Q&A with Zet Gold

A storyteller portraying her imagination via painting, sculptures, and installations.

Zet Gold is a natural-born storyteller, portraying her imagination via painting, sculptures, installations, and, also by way of coffee and old-fashioned conversation. A Nevada transplant, Zet originally moved to Audubon, Iowa for an internship with Moglea, a design and letterpress studio. Now she’s a full-time artist living in Des Moines. 

Q: If you were writing a story about yourself, what would you start with?

Zet: I grew up in a Filipino home. If you know how Filipino culture is, anything creative is not really encouraged. Not because we're not into it, but for people in the Philippines, a third world country, it's more advisable to do something stable. Nursing, engineering, or accounting, those are your three choices. In high school I started to get into my own things, and I thought I was going to do music. Then my dad said, 'Why don't we do graphic design?’ I was terrible at first. Then one of my cousins who was into art, he showed me this book of graffiti. Usually people have their rebellious phase in high school, I was in college, and I started tagging. I’d tell my brother, 'Hey, let's go to the trains, and we will tell Mom we're going to Walmart.' For me it wasn't like, 'Oh, let's vandalize to be terrible people.' It was like, 'Let's put artwork up because then people are going to see it.' We weren't tagging profanity or anything like that. Actually, I was tagging pizzas.

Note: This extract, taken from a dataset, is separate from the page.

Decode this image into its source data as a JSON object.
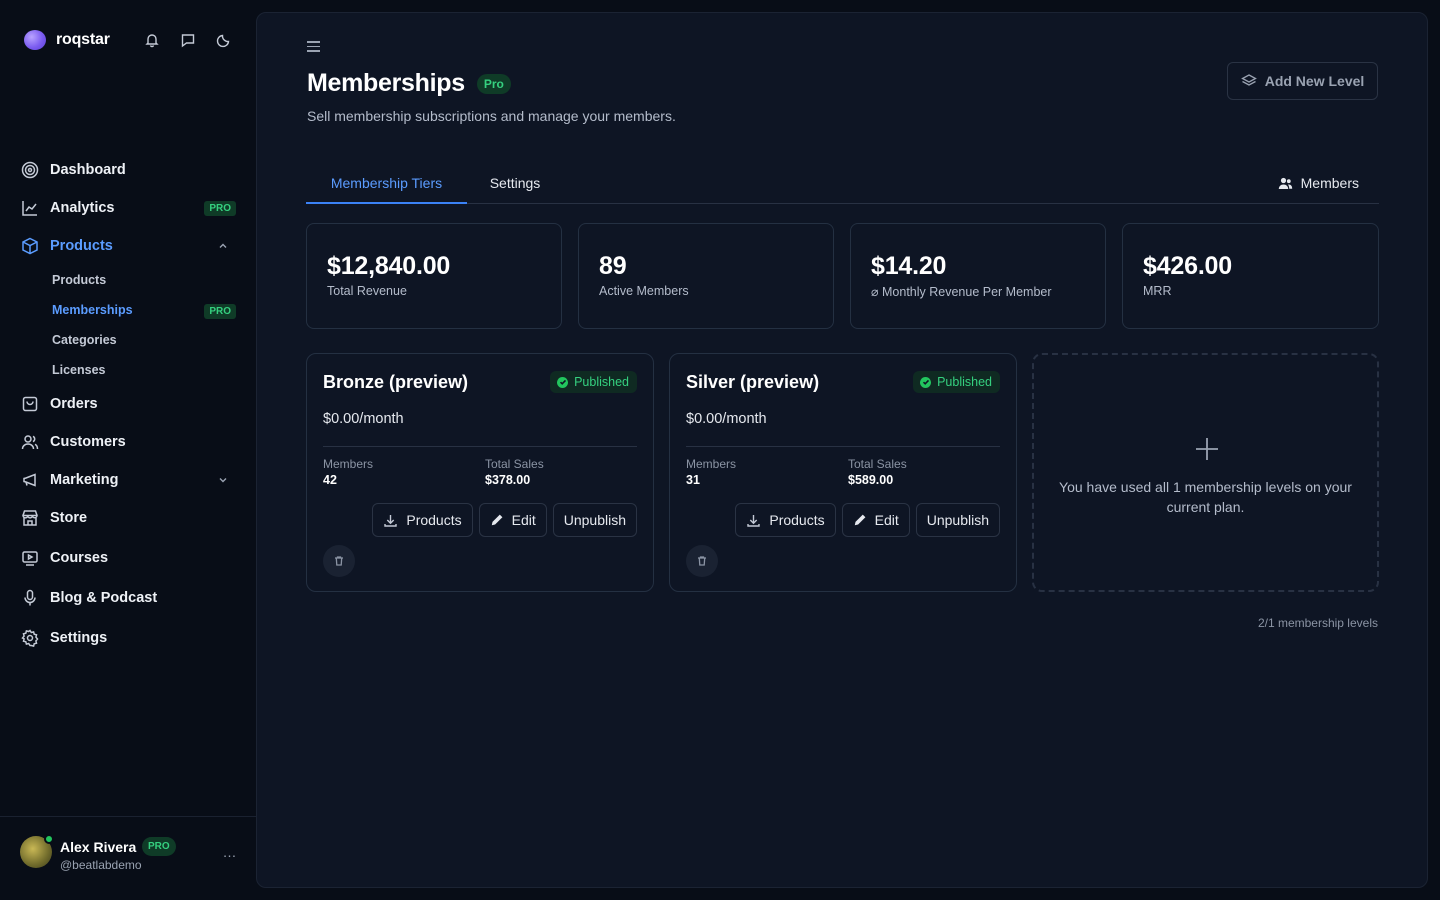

Q: What kind of pizzas?

Zet: They were cool looking pizzas. I had to develop a style and everything, but for me, I was like, 'Ok, it'd be cool because most of the vandalism you see is vandalism. But if it's pizzas, I think people are going to have a different take on it.'

Q: But you weren’t done with art?

Zet: Some professors started coming to me, and they're like, 'You know Zet, I really think you should be doing this art thing.' That's where I started: vandalism at the university. And pizzas.


Q: So after graduating from UNLV you made the move to work for Moglea, an Iowa-based stationery company in Audubon?

Zet: I was working freelance for them from Vegas. They asked me to come for an internship. I didn't know what I was getting into. I was like, 'Audubon? Iowa? Let's look it up on Google.' I probably saw one picture of corn fields and then a picture of Albert the Bull.

Q: I read that some of your work is based on a series of your journal entries that you call “Birdwatching,” and that you did some installation work, something called “Only As Far As The Flashlight’s Reach”?

Zet: When I first went to Audubon, that was my first time being out in the country where there are no streetlights at all, and I was mostly alone. I'm coming from the city, so the first couple of weeks I was terrified. When you go outside, it's completely pitch black.

Q: Las Vegas is probably the most well-lit place in the world.

Zet: I really had to get myself used to being in the middle of nowhere where it's completely dark. The first month I lived there, it taught me how to look at life. Only As Far As The Flashlight's Reach is about this moment when I went outside, and I had my flashlight, and I remember I was telling myself, 'There could be a million things out there. Totally. You could hear a noise out here, you can hear rustling over there. But right now those things don't exist yet, not until you see it with what's in front of the flashlight. It does not exist yet.' So you can't fool yourself to think there might be a person there. Because your brain could tell you that there might be a person there, or there might be this crazy spooky thing there, but it doesn't exist yet, not until it hits the flashlight, and you can see it right in front of you.

Q: And now you’ve transitioned into being a freelance artist on a full-time basis. What kind of art do you make?

Zet: I do a lot of illustration. My work has kind of split off, where it's the more personal work, and then there's the more corporate, where it's for businesses or for different companies.


Q: Why Walnut Creek Church?

Zet: We actually drove past it, and I saw it, and I was like, 'Well that's a really cool logo.' Then I went there once, and it was a perfect fit. I grew up in a Christian home, so I knew where I stood as far as my base. That is an important thing when choosing a church. It's not just about, 'Oh, it's cool,' or 'Worship is great.' It's about, 'Is the pastor preaching what is right.' I'm realizing that everything I'm doing is not because you should do these right things, or because you should be scared for your life, but now I'm doing these things because I love God, and this is the reason why I'm here."

I'm realizing that everything I'm doing is not because you should do these right things, or because you should be scared for your life, but now I'm doing these things because I love God, and this is the reason why I'm here.

Q: What? Your name isn’t Zet Gold?

Zet: There's a verse, Job 23:10: 'But he knows the way that I take; when he has tried me, I shall come out as gold.' That's where the name 'Gold' came from. Gold is the name I went by when I first tagged because that was always the verse that I told myself I wanted to live by. There's even a hymn I used to sing in church that had those words in it. So that's the name I went by. My (real) name is Elizabeth Magsino."